I’d like to open by congratulating CreditorWatch on their nomination for Emerging Add-on of the Year Award at the Xerocon exhibition in Melbourne last week.

Streamlining, efficiency, productivity – there are plenty of ‘buzzwords’ to choose from when speaking of business performance and how things can be done better. There’s no shortage of discussion and advice around these areas but as with anything that exists in abundance – how much of it do we soak up and how much do we shrug off as ‘white noise’ in the background?
Deciphering good advice from bad and knowing what to take and what to leave is no easy task when looking to ‘maximise efficiency’ and save money. The challenge here lies not only in the credibility of advice but also the relevance to your operations or industry.

There’s much to be said for the phrase ‘keep it simple stupid.’ No matter what business you run or what industry you’re in, we can observe some common behavioural traits that waste money and resources – behaviours that should be avoided.

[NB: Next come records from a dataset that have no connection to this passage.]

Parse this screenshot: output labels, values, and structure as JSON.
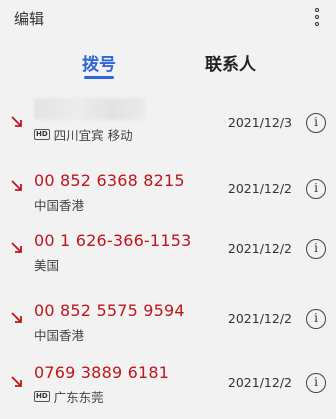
{
  "topbar": {
    "edit_label": "编辑",
    "more_icon": "more-vertical-icon"
  },
  "tabs": [
    {
      "label": "拨号",
      "active": true
    },
    {
      "label": "联系人",
      "active": false
    }
  ],
  "accent_color": "#2f66d8",
  "missed_color": "#c0151b",
  "calls": [
    {
      "number": "",
      "hd": true,
      "location": "四川宜宾 移动",
      "date": "2021/12/3"
    },
    {
      "number": "00 852 6368 8215",
      "hd": false,
      "location": "中国香港",
      "date": "2021/12/2"
    },
    {
      "number": "00 1 626-366-1153",
      "hd": false,
      "location": "美国",
      "date": "2021/12/2"
    },
    {
      "number": "00 852 5575 9594",
      "hd": false,
      "location": "中国香港",
      "date": "2021/12/2"
    },
    {
      "number": "0769 3889 6181",
      "hd": true,
      "location": "广东东莞",
      "date": "2021/12/2"
    }
  ],
  "hd_label": "HD",
  "info_symbol": "i"
}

Here are three common trends you should avoid to save money in your business:

Assuming you need the biggest and the best of everything when it comes to technology 

A great example of this was discussed during a Sensis panel discussion at the Small Business Festival Victoria this week. One of the messages here: don’t assume App technology is the Ferrari of digital media. With mobile websites being much cheaper to implement, look at what your customers need. If it’s not interactivity you are after, then a mobile site is your Ferrari.

Thinking of marketing as an arbitrary expense and not an investment 

There are many ways a business can market their products or services. Some are costly and others are not but don’t assume that amount of money spent correlates to results. Think first about where your clients or consumers are and then target them there. If you find the right place, no matter what the cost, you’ll realise the return on your investment.

Not keeping track of expenses

Lots of small incidentals, if untracked, will come back to haunt you in the form of over-expenditure when the numbers are finally crunched. Keeping an eye on the little dollars will protect you from broken budgets and an out-of-sync cash flow.